Paul then ventures into the priority of personal responsibility. The context for the discussion is widows who are associated with the church. In their day, it was difficult, and sometimes impossible, for a widow to produce an income. In compassion, the church developed a habit of looking after the needs of this precious group of individuals. The “program” only worked right when everyone involved took personal responsibility. If the woman had kids or grandkids, they were challenged to take care of her first (v. 4). Paul does not just present this as an option because he sees it as a social and spiritual obligation. “Anyone who does not provide for their relatives, and especially for their own household, has denied the faith and is worse than an unbeliever.” (v. 8 ) Paul knew that family is the best place to take care of family and when the family breaks down, the church and society absorb an unsustainable burden.
Paul then turns his attention to the widows themselves.
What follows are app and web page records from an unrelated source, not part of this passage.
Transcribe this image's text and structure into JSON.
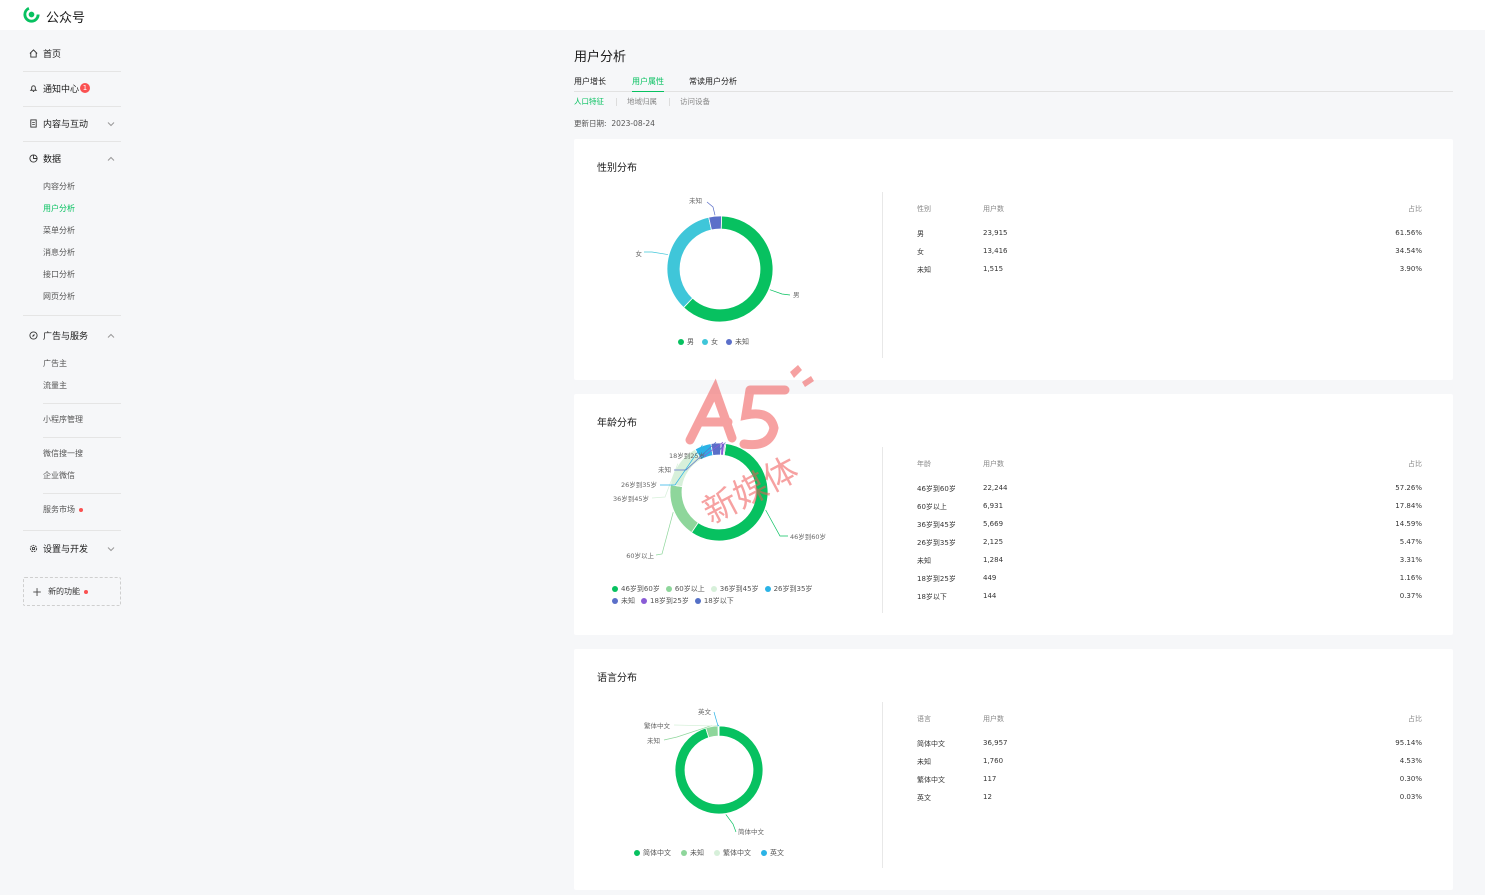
{
  "app": {
    "brand": "公众号",
    "logo_icon": "wechat-logo-icon"
  },
  "sidebar": {
    "home": "首页",
    "notifications": {
      "label": "通知中心",
      "badge": "1"
    },
    "content": "内容与互动",
    "data": {
      "label": "数据",
      "items": [
        "内容分析",
        "用户分析",
        "菜单分析",
        "消息分析",
        "接口分析",
        "网页分析"
      ],
      "active": "用户分析"
    },
    "ads": {
      "label": "广告与服务",
      "items": [
        "广告主",
        "流量主"
      ]
    },
    "mini_program": "小程序管理",
    "wecom": [
      "微信搜一搜",
      "企业微信"
    ],
    "service_market": "服务市场",
    "settings": "设置与开发",
    "new_feature": "新的功能"
  },
  "page": {
    "title": "用户分析",
    "tabs": [
      "用户增长",
      "用户属性",
      "常读用户分析"
    ],
    "active_tab": "用户属性",
    "subtabs": [
      "人口特征",
      "地域归属",
      "访问设备"
    ],
    "active_subtab": "人口特征",
    "update_label": "更新日期:",
    "update_date": "2023-08-24"
  },
  "colors": {
    "accent": "#07c160",
    "green": "#07c160",
    "cyan": "#3fc6d9",
    "purple": "#5b6fc9",
    "light_green": "#8ed69b",
    "pale_green": "#d7f0da",
    "teal": "#2bb3e6",
    "violet": "#8a5cd6"
  },
  "gender": {
    "title": "性别分布",
    "headers": [
      "性别",
      "用户数",
      "占比"
    ],
    "rows": [
      {
        "name": "男",
        "count": "23,915",
        "pct": "61.56%"
      },
      {
        "name": "女",
        "count": "13,416",
        "pct": "34.54%"
      },
      {
        "name": "未知",
        "count": "1,515",
        "pct": "3.90%"
      }
    ],
    "legend": [
      "男",
      "女",
      "未知"
    ]
  },
  "age": {
    "title": "年龄分布",
    "headers": [
      "年龄",
      "用户数",
      "占比"
    ],
    "rows": [
      {
        "name": "46岁到60岁",
        "count": "22,244",
        "pct": "57.26%"
      },
      {
        "name": "60岁以上",
        "count": "6,931",
        "pct": "17.84%"
      },
      {
        "name": "36岁到45岁",
        "count": "5,669",
        "pct": "14.59%"
      },
      {
        "name": "26岁到35岁",
        "count": "2,125",
        "pct": "5.47%"
      },
      {
        "name": "未知",
        "count": "1,284",
        "pct": "3.31%"
      },
      {
        "name": "18岁到25岁",
        "count": "449",
        "pct": "1.16%"
      },
      {
        "name": "18岁以下",
        "count": "144",
        "pct": "0.37%"
      }
    ],
    "legend": [
      "46岁到60岁",
      "60岁以上",
      "36岁到45岁",
      "26岁到35岁",
      "未知",
      "18岁到25岁",
      "18岁以下"
    ]
  },
  "language": {
    "title": "语言分布",
    "headers": [
      "语言",
      "用户数",
      "占比"
    ],
    "rows": [
      {
        "name": "简体中文",
        "count": "36,957",
        "pct": "95.14%"
      },
      {
        "name": "未知",
        "count": "1,760",
        "pct": "4.53%"
      },
      {
        "name": "繁体中文",
        "count": "117",
        "pct": "0.30%"
      },
      {
        "name": "英文",
        "count": "12",
        "pct": "0.03%"
      }
    ],
    "legend": [
      "简体中文",
      "未知",
      "繁体中文",
      "英文"
    ]
  },
  "chart_data": [
    {
      "type": "pie",
      "title": "性别分布",
      "categories": [
        "男",
        "女",
        "未知"
      ],
      "values": [
        61.56,
        34.54,
        3.9
      ],
      "legend": "bottom"
    },
    {
      "type": "pie",
      "title": "年龄分布",
      "categories": [
        "46岁到60岁",
        "60岁以上",
        "36岁到45岁",
        "26岁到35岁",
        "未知",
        "18岁到25岁",
        "18岁以下"
      ],
      "values": [
        57.26,
        17.84,
        14.59,
        5.47,
        3.31,
        1.16,
        0.37
      ],
      "legend": "bottom"
    },
    {
      "type": "pie",
      "title": "语言分布",
      "categories": [
        "简体中文",
        "未知",
        "繁体中文",
        "英文"
      ],
      "values": [
        95.14,
        4.53,
        0.3,
        0.03
      ],
      "legend": "bottom"
    }
  ],
  "watermark": {
    "text": "A5新媒体"
  }
}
He, first of all, challenges them to decide if they want to be widows. In order to be supported by the church they had to commit to put “her hope in God and continue night and day to pray and to ask God for help.” (v. 6) There is also an implication that she will remain single the rest of her life and serve the church community. (v. 6, 10) Should she decide to let the church take care of her personal needs, she will in turn, demonstrate her dedication by “showing hospitality, washing the feet of the Lord’s people, helping those in trouble and devoting herself to all kinds of good deeds.” (v. 10). If she is not willing to adopt this kind of lifestyle, she ought to pursue getting married again.
The point of all this is that showing respect to others and adopting a conviction of personal responsibility means I will be appropriately busy for the rest of my life. There is a lot of discussion today of being too busy. I don’t know about you but I like being busy. I just like being busy with things that have purpose rather than frantically trying to find fulfillment in trivial pursuits.